-- PROBLEM --
Please return every line below that contains the string "ctrl".
....
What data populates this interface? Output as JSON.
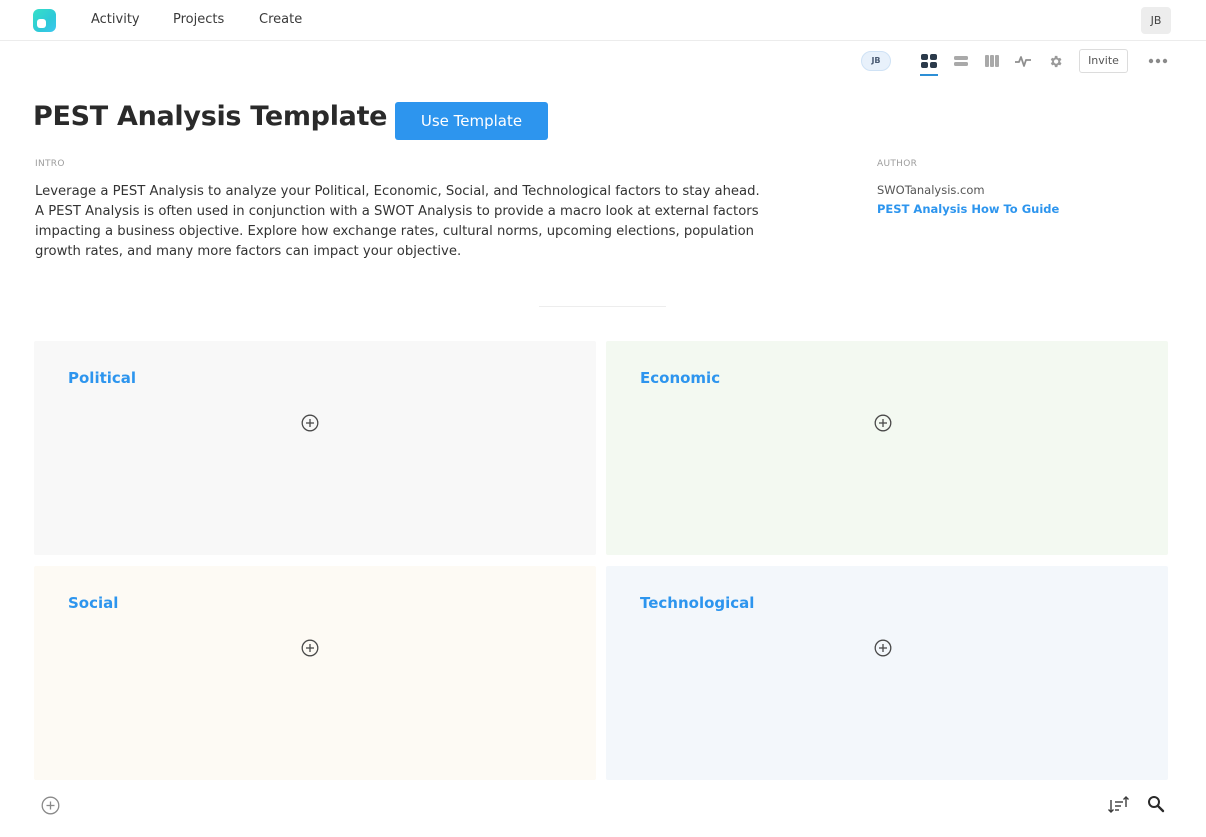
{
  "nav": {
    "links": [
      "Activity",
      "Projects",
      "Create"
    ],
    "user_initials": "JB"
  },
  "toolbar": {
    "member_initials": "JB",
    "tools": [
      "grid-view-icon",
      "list-view-icon",
      "columns-view-icon",
      "activity-icon",
      "settings-icon"
    ],
    "invite_label": "Invite",
    "more_icon": "more-dots-icon"
  },
  "header": {
    "title": "PEST Analysis Template",
    "use_template_label": "Use Template"
  },
  "intro": {
    "label": "INTRO",
    "text": "Leverage a PEST Analysis to analyze your Political, Economic, Social, and Technological factors to stay ahead. A PEST Analysis is often used in conjunction with a SWOT Analysis to provide a macro look at external factors impacting a business objective. Explore how exchange rates, cultural norms, upcoming elections, population growth rates, and many more factors can impact your objective."
  },
  "author": {
    "label": "AUTHOR",
    "name": "SWOTanalysis.com",
    "link_text": "PEST Analysis How To Guide"
  },
  "quadrants": [
    {
      "title": "Political",
      "color": "#f8f8f8"
    },
    {
      "title": "Economic",
      "color": "#f3f9f1"
    },
    {
      "title": "Social",
      "color": "#fdfaf4"
    },
    {
      "title": "Technological",
      "color": "#f3f7fb"
    }
  ],
  "colors": {
    "accent": "#2d95ee",
    "title_text": "#2a2a2a"
  },
  "bottom_bar": {
    "icons": [
      "add-circle-icon",
      "sort-icon",
      "search-icon"
    ]
  }
}
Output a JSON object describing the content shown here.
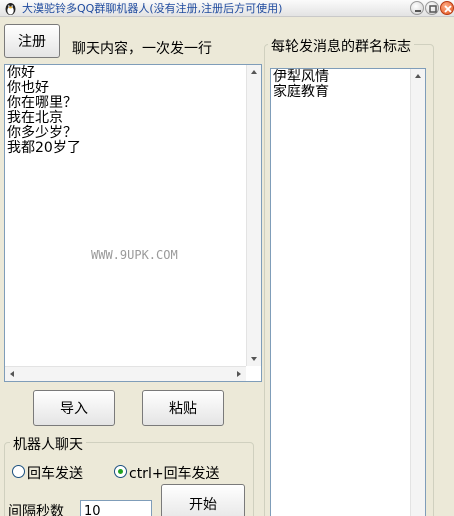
{
  "window": {
    "title": "大漠驼铃多QQ群聊机器人(没有注册,注册后方可使用)"
  },
  "left": {
    "register_label": "注册",
    "chat_heading": "聊天内容，一次发一行",
    "chat_lines": "你好\n你也好\n你在哪里？\n我在北京\n你多少岁？\n我都20岁了",
    "watermark": "WWW.9UPK.COM",
    "import_label": "导入",
    "paste_label": "粘贴"
  },
  "robot": {
    "group_title": "机器人聊天",
    "radio_enter": "回车发送",
    "radio_ctrl_enter": "ctrl+回车发送",
    "selected": "ctrl+回车发送",
    "interval_label": "间隔秒数",
    "interval_value": "10",
    "start_label": "开始"
  },
  "right": {
    "heading": "每轮发消息的群名标志",
    "group_lines": "伊犁风情\n家庭教育"
  }
}
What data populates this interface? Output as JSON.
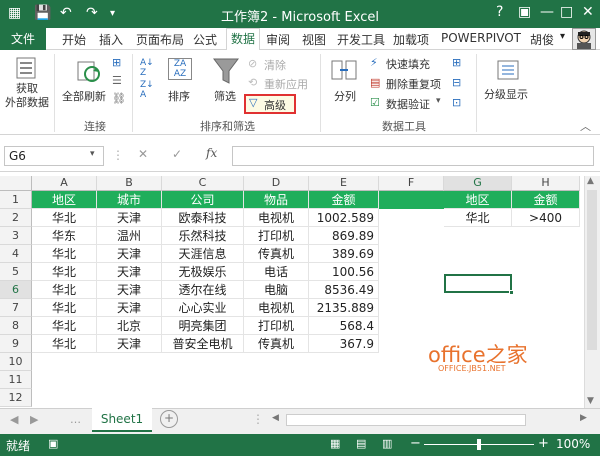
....
-- ANSWER TO THE EXERCISE --
    "radio_ctrl_enter": "ctrl+回车发送",
    "selected": "ctrl+回车发送",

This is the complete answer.